Could the comedy world be changed forever by cancel culture? Dame Maureen Lipman has suggested that this could be the case because comedians are now scared of offending anyone and finding their careers ended.
Lipman told the BBC that “a revolution” was happening and “it’s in the balance whether we will ever be funny again.”
The veteran performer added: “Cancel culture, this cancelling, this punishment, it’s everywhere. Punishment. An eye for an eye. ‘You said that, therefore you must never work again.’ Sooner or later the cancellers will win.”
Cancel culture has become the defining debate in the comedy world. In October the Old Vic announced it would not be staging a production of Stephen Sondheim’s Into The Woods directed by Monty Python star Terry Gilliam.
The Old Vic said in a statement that this was “mutually agreed”. Gilliam claimed it was because he encouraged his social media followers to watch comedian Dave Chappelle’s latest Netflix show, The Closer. Chappelle has been criticised for his comments about transgender rights in his show.
Gilliam wrote: “Freedom of Speech is often attacked, but I never imagined that Freedom of Recommendation would be under threat as well.”
But do comedians, who are often famously outspoken, truly feel they are under threat? Gilliam’s production was soon picked up by the Theatre Royal Bath, to be staged in August next year. Is cancel culture a reality for the comedy industry? Chappelle still appears to be as busy. Ricky Gervais has often been criticised, but has just finished a tour playing to packed arenas.
Kate Smurthwaite is a successful comic who talks about sex and politics onstage. She is sceptical about the existence of cancel culture: “I don’t even really think cancel culture is a thing. People have every right to have an opinion and share it.”
And it has recently been revealed that the BBC is making a radio pilot called Unsafe Space, featuring comedians who often perform at the Comedy Unleashed comedy night at Hackney’s Backyard Club, where free speech is championed.
The idea of cancel culture is not new. In the 1980s the rise of politically aware alternative comedy, led by Ben Elton and Alexei Sayle, highlighted the outdated attitudes of 1970s comedians who told racist and sexist jokes. Benny Hill, famous for featuring scantily women in his sketches, fell out of fashion and his television contract was not renewed.
The difference is that back then mainstream television was the only major outlet for a comedian. Now, apart from umpteen global streaming companies, there are podcasts, Youtube channels and numerous other ways a comedian can get exposure. Louis CK, who was involved in a sexual misconduct scandal, has just independently released a new live show. He might not be as popular as he was but he still earns his living as a comedian.
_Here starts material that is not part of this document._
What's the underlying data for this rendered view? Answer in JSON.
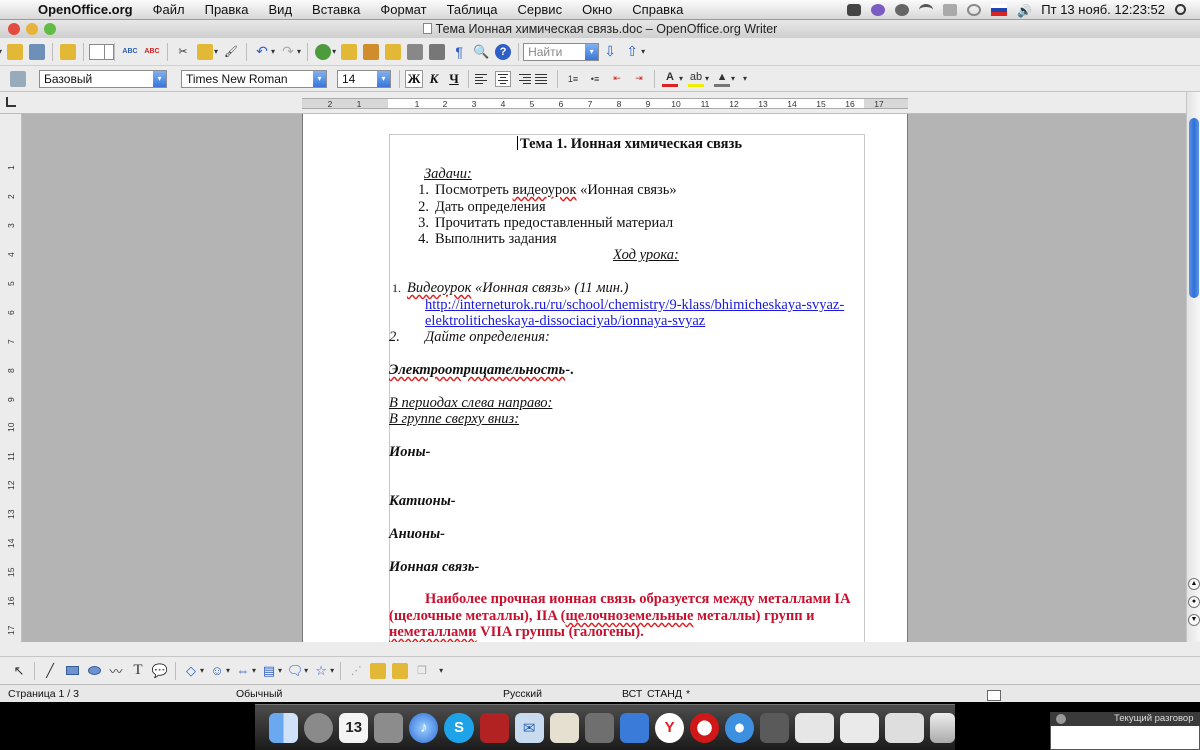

There is no denying that comedy is changing though. Jimmy Carr, who has previously made jokes about dwarfism, Gypsies and lesbians, has said that there is a joke he once told that if it emerged now it could get him cancelled. “The joke that cancels me is out there already. It is on YouTube somewhere and it is perfectly acceptable until one day it isn’t.”
Jack Whitehall has said that he has previously told jokes that “would be worthy of cancellation”. Whitehall is now juggling stand-up with acting, recently starring in Clifford The Big Red Dog. His edgier jokes from his early days might not sit easily alongside his new family-friendly image.
In a new interview with Times Radio Armando Iannucci, who created political satire The Thick of It, accepted that his old shows contain material he would not write today but also spoke out against the idea of cancel culture restraining him: “I spent most of my career trying to work out where the line is, where do you feel you’re stepping over the mark and every now and then do it anyway, just to see what happens.”
Smurthwaite says there is self-censorship though: “We can’t all go round saying out loud every word that pops into our head. I don’t swear when I’m on the telly. That’s why I still get to go on the telly. If that’s too much for people maybe they shouldn’t stand so near a microphone. I choose what I say and I mean it. I base it on truth and justice and I’m proud to say it, whatever the reaction.”
Comics might deny cancel culture exists but that does not stop them worrying that something from their past might pop up to bite them. Russell Kane told the BBC he subscribes to the website TweetDelete which erases posts older than six months. Whatever Maureen Lipman says, comedy is not about to be wiped out, but maybe sometimes comedians choose to play safe. Call it caution culture.